Siaya Senator James Orengo has exuded confidence that the appeal against the High Court ruling on BBI Bill will be successful.

He asked Kenyans to prepare for referendum opining that next week, the country will be going into a very critical time in its political history.

“We have a strong case that will help to overturn the High Court ruling,” he said during the burial of former South East Alego Ward MCA Joshua Owiti Osuri in Alego/Usonga constituency on Saturday.

He noted that they will immediately embark on campaigns for constitutional changes after they are through with the judicial process.

Senator Orengo impressed on Kenyans not to surrender the country’s leadership to unscrupulous individuals who according to him “will bring dishonor to the institution of the presidency once the new constitution is put in place.”

Orengo was flanked by ODM party’s General Secretary Edwin Sifuna who said the party will not abdicate its responsibility of fighting for democracy and the rights of Kenyans.

Sifuna, who accused a section of senior government officials of using the police to frustrate ODM leaders during the just concluded Bonchari by elections, said such officials must step aside from their public offices and join politics.

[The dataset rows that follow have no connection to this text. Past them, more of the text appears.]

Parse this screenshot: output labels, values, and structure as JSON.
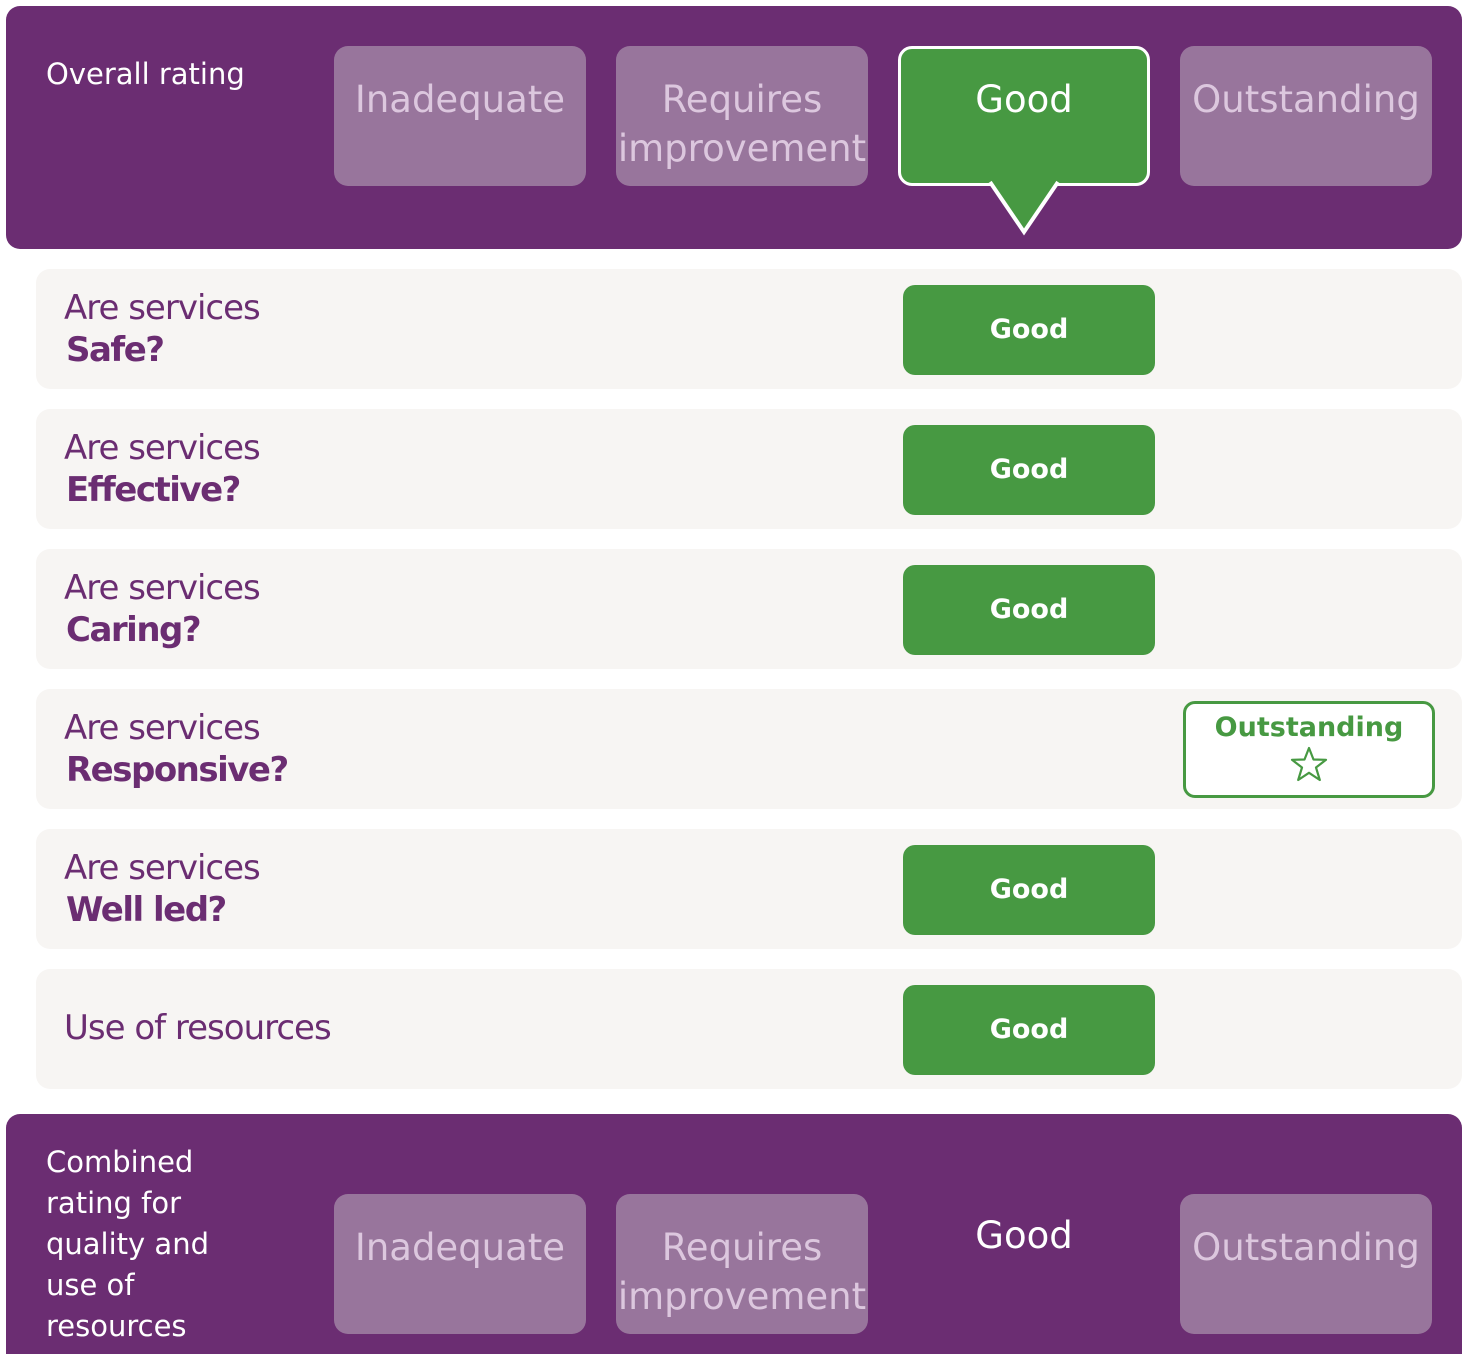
{
  "overall": {
    "label": "Overall rating",
    "scale": [
      "Inadequate",
      "Requires\nimprovement",
      "Good",
      "Outstanding"
    ],
    "selected": "Good"
  },
  "questions": [
    {
      "prefix": "Are services",
      "name": "Safe?",
      "rating": "Good"
    },
    {
      "prefix": "Are services",
      "name": "Effective?",
      "rating": "Good"
    },
    {
      "prefix": "Are services",
      "name": "Caring?",
      "rating": "Good"
    },
    {
      "prefix": "Are services",
      "name": "Responsive?",
      "rating": "Outstanding"
    },
    {
      "prefix": "Are services",
      "name": "Well led?",
      "rating": "Good"
    },
    {
      "name": "Use of resources",
      "rating": "Good"
    }
  ],
  "combined": {
    "label": "Combined\nrating for\nquality and\nuse of\nresources",
    "scale": [
      "Inadequate",
      "Requires\nimprovement",
      "Good",
      "Outstanding"
    ],
    "selected": "Good"
  },
  "colors": {
    "purple": "#6b2d72",
    "muted_purple": "#98759c",
    "green": "#479942",
    "row_background": "#f7f5f3"
  },
  "icons": {
    "outstanding_marker": "star-outline-icon",
    "selected_marker": "pointer-triangle-icon"
  }
}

He called on President Uhuru Kenyatta to crack the whip on any of his government officials who are enemies of the ‘handshake’.

On May 14, the High Court declared the BBI-driven Constitution of Kenya Amendment Bill 2020 unconstitutional.

The case arose from eight petitions that had been lodged at the High Court and cited 17 issues.

Some of the pleadings of the petitioners included whether BBI satisfied the constitutional interpretation of a popular initiative, whether the referendum will have one question or multiple questions, and who has the mandate of creating constituencies among others.

The five-judge bench of Justices Joel Ngugi, George Odunga, Jairus Ngaah, Teresia Matheka and Chacha Mwita ruled that an amendment can only be initiated by a Parliamentary or popular initiative, not the President.

The judges also faulted the president for failing to actualise the constitutional requirement on public participation.

They accused him of coming short of violating a law he vowed to defend when he took his oath of office as the fourth President of the Republic of Kenya.

The court also found that the Independent Electoral and Boundaries Commission (IEBC) had the sole role of determining boundaries and that the BBI proposal for the creation of 70 new constituencies was against the law and went against the principle of public participation.

Subsequently, the court barred the IEBC from going ahead with holding a referendum on the BBI Bill.
“It is our finding that popular initiative is power reserved for ‘Wanjiku’ neither the president or any other state organ can utilise Article 257 to amend the Constitution,” ruled the judges..

“Kenyans intended that the essence of constitutional order they were bequeathing themselves in 2010 would only be changed in exercise of primary constituent power that is through civic education, public participation, constitutional assembly plus a referendum and not through secondary constituent power which is through public participation and referendum only.”